++++ Data extract

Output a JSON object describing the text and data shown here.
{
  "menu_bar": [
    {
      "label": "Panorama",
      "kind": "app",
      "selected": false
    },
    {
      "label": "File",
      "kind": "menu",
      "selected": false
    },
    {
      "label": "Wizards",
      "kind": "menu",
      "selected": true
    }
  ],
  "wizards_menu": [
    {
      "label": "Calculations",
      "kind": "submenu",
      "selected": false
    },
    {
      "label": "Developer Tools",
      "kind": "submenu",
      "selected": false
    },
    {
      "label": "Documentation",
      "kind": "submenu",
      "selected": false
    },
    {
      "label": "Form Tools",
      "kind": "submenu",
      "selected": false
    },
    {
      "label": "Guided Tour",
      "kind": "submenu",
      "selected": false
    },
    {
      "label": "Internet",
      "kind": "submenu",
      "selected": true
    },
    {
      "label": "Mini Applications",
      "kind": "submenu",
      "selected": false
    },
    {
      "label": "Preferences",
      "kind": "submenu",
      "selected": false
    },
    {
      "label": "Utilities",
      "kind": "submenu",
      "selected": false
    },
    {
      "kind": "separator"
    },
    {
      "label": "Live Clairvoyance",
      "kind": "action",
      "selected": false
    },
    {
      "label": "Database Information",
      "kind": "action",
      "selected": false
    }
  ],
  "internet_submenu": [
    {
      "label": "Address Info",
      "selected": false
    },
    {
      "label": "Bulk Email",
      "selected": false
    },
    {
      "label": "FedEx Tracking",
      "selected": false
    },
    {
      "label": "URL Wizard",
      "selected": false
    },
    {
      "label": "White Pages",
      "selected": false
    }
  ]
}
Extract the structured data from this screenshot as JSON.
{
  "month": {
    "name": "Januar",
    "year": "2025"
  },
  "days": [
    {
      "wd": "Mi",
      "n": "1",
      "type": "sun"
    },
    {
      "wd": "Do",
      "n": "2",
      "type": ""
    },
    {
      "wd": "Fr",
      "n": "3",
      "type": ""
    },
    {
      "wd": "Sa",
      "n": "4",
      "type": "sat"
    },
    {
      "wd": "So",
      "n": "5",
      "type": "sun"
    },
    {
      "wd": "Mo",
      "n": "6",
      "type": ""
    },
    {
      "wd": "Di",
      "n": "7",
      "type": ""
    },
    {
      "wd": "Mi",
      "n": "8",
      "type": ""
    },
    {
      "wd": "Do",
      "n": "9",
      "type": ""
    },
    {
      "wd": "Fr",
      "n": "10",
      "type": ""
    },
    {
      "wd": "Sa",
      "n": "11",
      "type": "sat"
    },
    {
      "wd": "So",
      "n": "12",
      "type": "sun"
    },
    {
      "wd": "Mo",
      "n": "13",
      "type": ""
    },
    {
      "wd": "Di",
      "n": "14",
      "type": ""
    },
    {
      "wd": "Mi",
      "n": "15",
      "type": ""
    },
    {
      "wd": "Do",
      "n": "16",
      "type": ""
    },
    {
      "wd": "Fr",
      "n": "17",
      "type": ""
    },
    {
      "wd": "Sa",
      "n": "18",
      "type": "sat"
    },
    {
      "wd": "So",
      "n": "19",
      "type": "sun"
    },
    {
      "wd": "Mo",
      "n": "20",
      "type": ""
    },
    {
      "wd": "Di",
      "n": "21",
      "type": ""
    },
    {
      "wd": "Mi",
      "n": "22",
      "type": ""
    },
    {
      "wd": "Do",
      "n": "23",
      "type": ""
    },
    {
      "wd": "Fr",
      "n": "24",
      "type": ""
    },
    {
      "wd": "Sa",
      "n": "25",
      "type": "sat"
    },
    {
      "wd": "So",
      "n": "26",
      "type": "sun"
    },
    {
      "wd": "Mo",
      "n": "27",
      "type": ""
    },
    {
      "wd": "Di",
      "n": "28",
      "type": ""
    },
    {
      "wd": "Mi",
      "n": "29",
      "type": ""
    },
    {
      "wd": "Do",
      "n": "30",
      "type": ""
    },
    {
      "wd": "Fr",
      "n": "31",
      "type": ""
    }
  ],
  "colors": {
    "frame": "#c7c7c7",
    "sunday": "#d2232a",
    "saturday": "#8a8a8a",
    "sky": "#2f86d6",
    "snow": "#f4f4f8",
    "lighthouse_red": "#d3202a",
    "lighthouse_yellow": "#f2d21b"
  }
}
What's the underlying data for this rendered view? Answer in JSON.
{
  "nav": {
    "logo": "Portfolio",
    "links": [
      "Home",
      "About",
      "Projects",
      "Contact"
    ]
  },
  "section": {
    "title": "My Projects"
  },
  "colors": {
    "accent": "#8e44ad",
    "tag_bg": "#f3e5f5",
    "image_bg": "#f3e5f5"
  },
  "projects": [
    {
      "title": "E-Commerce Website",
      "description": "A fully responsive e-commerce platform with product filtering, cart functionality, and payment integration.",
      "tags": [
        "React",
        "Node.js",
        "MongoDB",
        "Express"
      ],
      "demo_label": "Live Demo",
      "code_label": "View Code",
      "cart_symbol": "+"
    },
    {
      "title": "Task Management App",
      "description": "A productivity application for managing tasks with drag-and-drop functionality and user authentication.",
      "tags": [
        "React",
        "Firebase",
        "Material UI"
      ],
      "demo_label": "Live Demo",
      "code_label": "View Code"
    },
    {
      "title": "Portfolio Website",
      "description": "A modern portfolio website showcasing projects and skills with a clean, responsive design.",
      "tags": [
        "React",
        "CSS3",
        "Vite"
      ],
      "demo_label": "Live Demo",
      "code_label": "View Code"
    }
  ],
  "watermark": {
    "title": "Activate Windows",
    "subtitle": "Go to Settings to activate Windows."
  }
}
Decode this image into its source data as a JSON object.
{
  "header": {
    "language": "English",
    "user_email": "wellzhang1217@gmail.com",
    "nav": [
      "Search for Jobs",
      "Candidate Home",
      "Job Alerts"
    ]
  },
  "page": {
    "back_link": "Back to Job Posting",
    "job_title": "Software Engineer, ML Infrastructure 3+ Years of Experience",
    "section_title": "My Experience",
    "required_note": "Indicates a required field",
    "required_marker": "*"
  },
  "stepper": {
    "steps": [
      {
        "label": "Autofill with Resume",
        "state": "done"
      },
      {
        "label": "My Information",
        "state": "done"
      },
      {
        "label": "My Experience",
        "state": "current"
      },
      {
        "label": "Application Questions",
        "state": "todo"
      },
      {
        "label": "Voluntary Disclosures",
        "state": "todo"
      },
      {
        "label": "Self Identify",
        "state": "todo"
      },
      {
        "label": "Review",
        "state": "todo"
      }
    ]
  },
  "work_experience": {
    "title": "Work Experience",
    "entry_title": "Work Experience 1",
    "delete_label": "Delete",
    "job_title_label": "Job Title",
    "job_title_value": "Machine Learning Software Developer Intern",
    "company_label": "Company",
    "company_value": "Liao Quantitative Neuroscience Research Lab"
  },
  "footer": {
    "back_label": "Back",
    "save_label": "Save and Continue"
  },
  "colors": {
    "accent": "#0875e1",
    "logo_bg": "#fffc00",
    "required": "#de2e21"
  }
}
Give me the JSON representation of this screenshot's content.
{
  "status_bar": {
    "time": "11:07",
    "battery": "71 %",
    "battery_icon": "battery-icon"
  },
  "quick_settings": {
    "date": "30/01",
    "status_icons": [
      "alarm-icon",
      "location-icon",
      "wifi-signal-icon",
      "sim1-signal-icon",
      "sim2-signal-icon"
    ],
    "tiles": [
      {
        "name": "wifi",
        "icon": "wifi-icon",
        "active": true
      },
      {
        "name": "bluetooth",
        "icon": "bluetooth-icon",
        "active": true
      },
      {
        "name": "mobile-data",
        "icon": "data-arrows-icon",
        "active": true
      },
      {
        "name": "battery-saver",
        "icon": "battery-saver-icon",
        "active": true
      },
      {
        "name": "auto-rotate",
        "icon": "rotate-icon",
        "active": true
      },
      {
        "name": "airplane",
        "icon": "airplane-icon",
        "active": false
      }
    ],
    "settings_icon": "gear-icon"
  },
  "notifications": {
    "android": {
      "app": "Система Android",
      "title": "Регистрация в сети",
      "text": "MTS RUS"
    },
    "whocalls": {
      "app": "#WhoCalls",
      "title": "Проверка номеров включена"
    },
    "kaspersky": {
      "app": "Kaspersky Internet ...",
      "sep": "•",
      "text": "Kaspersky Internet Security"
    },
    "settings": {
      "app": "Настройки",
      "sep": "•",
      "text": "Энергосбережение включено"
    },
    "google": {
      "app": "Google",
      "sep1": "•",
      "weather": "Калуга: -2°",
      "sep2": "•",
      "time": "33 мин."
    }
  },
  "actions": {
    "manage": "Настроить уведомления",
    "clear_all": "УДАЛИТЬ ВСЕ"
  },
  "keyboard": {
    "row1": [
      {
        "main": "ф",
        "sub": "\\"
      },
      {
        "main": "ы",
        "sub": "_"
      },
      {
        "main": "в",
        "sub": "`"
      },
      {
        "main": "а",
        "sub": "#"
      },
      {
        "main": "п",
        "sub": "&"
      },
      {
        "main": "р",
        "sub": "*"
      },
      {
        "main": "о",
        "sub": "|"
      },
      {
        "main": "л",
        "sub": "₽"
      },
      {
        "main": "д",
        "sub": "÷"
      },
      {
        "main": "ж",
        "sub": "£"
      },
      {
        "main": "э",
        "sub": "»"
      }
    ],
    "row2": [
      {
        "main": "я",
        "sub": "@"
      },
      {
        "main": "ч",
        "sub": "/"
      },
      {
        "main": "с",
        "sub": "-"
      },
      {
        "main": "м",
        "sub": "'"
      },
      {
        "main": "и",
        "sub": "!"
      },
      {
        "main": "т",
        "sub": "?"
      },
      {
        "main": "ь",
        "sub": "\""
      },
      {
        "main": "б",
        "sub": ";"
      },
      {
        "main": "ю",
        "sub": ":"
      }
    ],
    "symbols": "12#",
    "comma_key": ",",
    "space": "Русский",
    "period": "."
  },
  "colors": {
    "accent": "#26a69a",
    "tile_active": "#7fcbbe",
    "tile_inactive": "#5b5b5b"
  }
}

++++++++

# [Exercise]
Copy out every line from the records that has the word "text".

# [Reply]
Output a JSON object describing the text and data shown here.
      "text": "MTS RUS"
      "text": "Kaspersky Internet Security"
      "text": "Энергосбережение включено"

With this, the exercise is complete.